Tuesday, August 6, 2013
Start: Bear Branch | Finish: Hudson Gap | Miles: 17.0 | Total: 229.1
My alarm goes off as usual at 6:00 AM. And as usual I lie there listening to the sounds and snoozing, and thinking about the coming day. I know the first half of the day will be through some of the most scenic woods of the GA section – the Cohutta Wilderness – followed by a long downhill ridge run, ending in a creepy inhospitable woods that I am not really looking forward to camping in. All from my 2011 memory. Then somehow I fall back to sleep and do not wake up till nearly 8. I end up taking extra long getting ready – spending a lot of time prepping my feet. Two cups of actual hot coffee – by now I am in no danger or fear of running out of fuel. Hit the trail shortly before 10.
My feet feel fine today. Back to normal. They still hurt after a 16 mile day, but only in the normal way, not like I am courting injury. The day is somewhat drab – a dull heavy light which I assume is an overcast sky above the green ceiling. Nonetheless I am in much higher spirits, due to my feet. It starts to rain a couple of times. I even unpack my poncho, but never put it on. Both times it is short lived and very light.
During lunch break, sitting on my pack in the middle of the trail, in a particularly dense section of woods, I start hearing noises approaching down the trail. At first I think it must be hikers, but then I catch a glimpse of brown hide and ears, and think horses. Then I realized it is a group of wild boars. I stand up, clear my throat, and announce myself. The leader looks in my direction, then hightails it out, followed by the others. It turns out to be a rather large herd.
Making the turn east at Fowler Mountain, the woods that I described as creepy and inhospitable seem lovely this time around. Cathedral-like, somehow. It’s amazing how one’s state of mind can at a given time affect your perception.
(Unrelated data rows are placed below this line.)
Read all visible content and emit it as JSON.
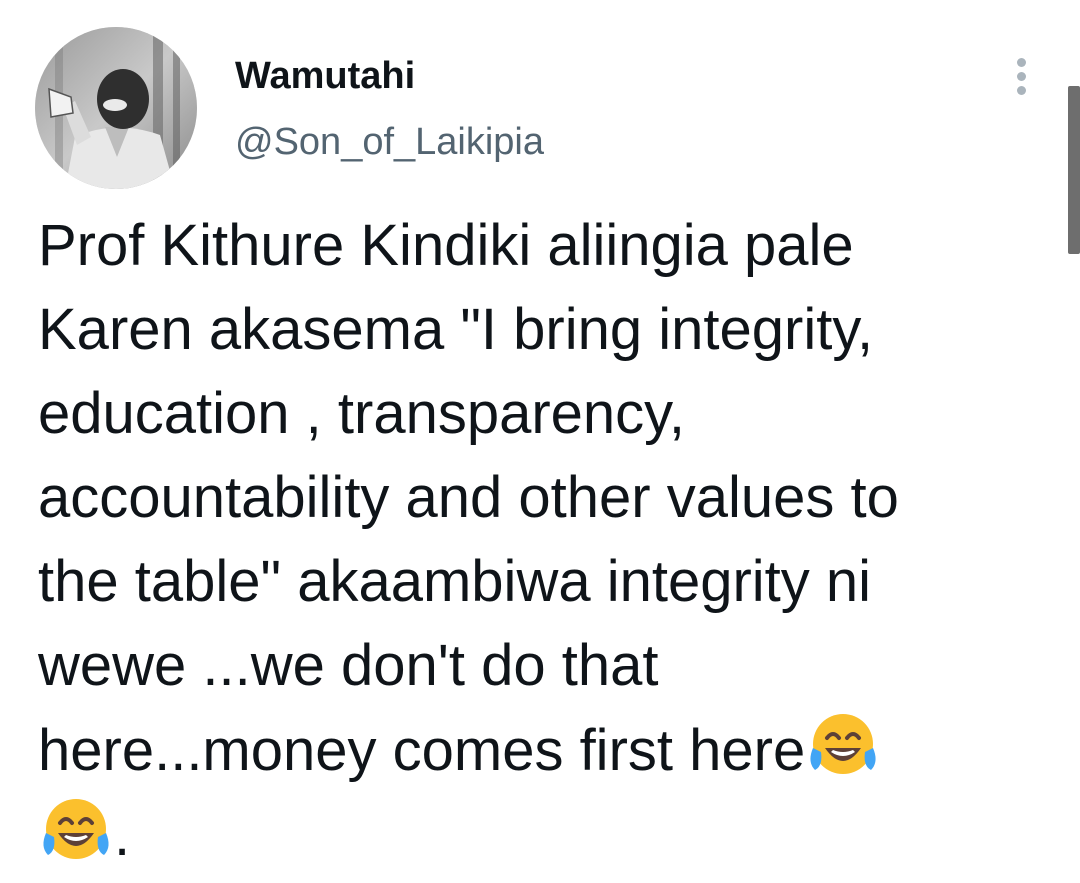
{
  "author": {
    "name": "Wamutahi",
    "handle": "@Son_of_Laikipia"
  },
  "tweet": {
    "lines": [
      "Prof Kithure Kindiki aliingia pale",
      "Karen akasema \"I bring integrity,",
      "education , transparency,",
      "accountability and other values to",
      "the table\" akaambiwa integrity ni",
      "wewe ...we don't do that",
      "here...money comes first here"
    ],
    "last_line_suffix": ".",
    "emoji": [
      "face-with-tears-of-joy",
      "face-with-tears-of-joy"
    ]
  },
  "icons": {
    "more": "more-vertical-icon",
    "avatar": "profile-avatar"
  },
  "colors": {
    "text": "#0f1419",
    "secondary_text": "#536471",
    "more_dots": "#aab4bc",
    "emoji_face": "#fbc02d",
    "emoji_tears": "#42a5f5"
  }
}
When I reach the spring at Hatley Gap I load up with water for camp. The camp site at the Gap is quite nice, and not even listed in the guide. A picturesque grassy clearing with a fire ring, marked by a wooden sign. Yet it is still a mile or two short of my goal for the day. McKinney Gap, when I arrive, proves to be too overgrown for camping, so I push on to Hudson Gap. It is at the intersection of a FSR and the trail. I am hanging across what looks like a vehicle turn-around, also outfitted with a rudimentary fire ring. Not picturesque, but it works. Great cell reception here too – am able to call home.
18 miles tomorrow, to Falls Branch, one of my favorite camp sites on the 2011 hike.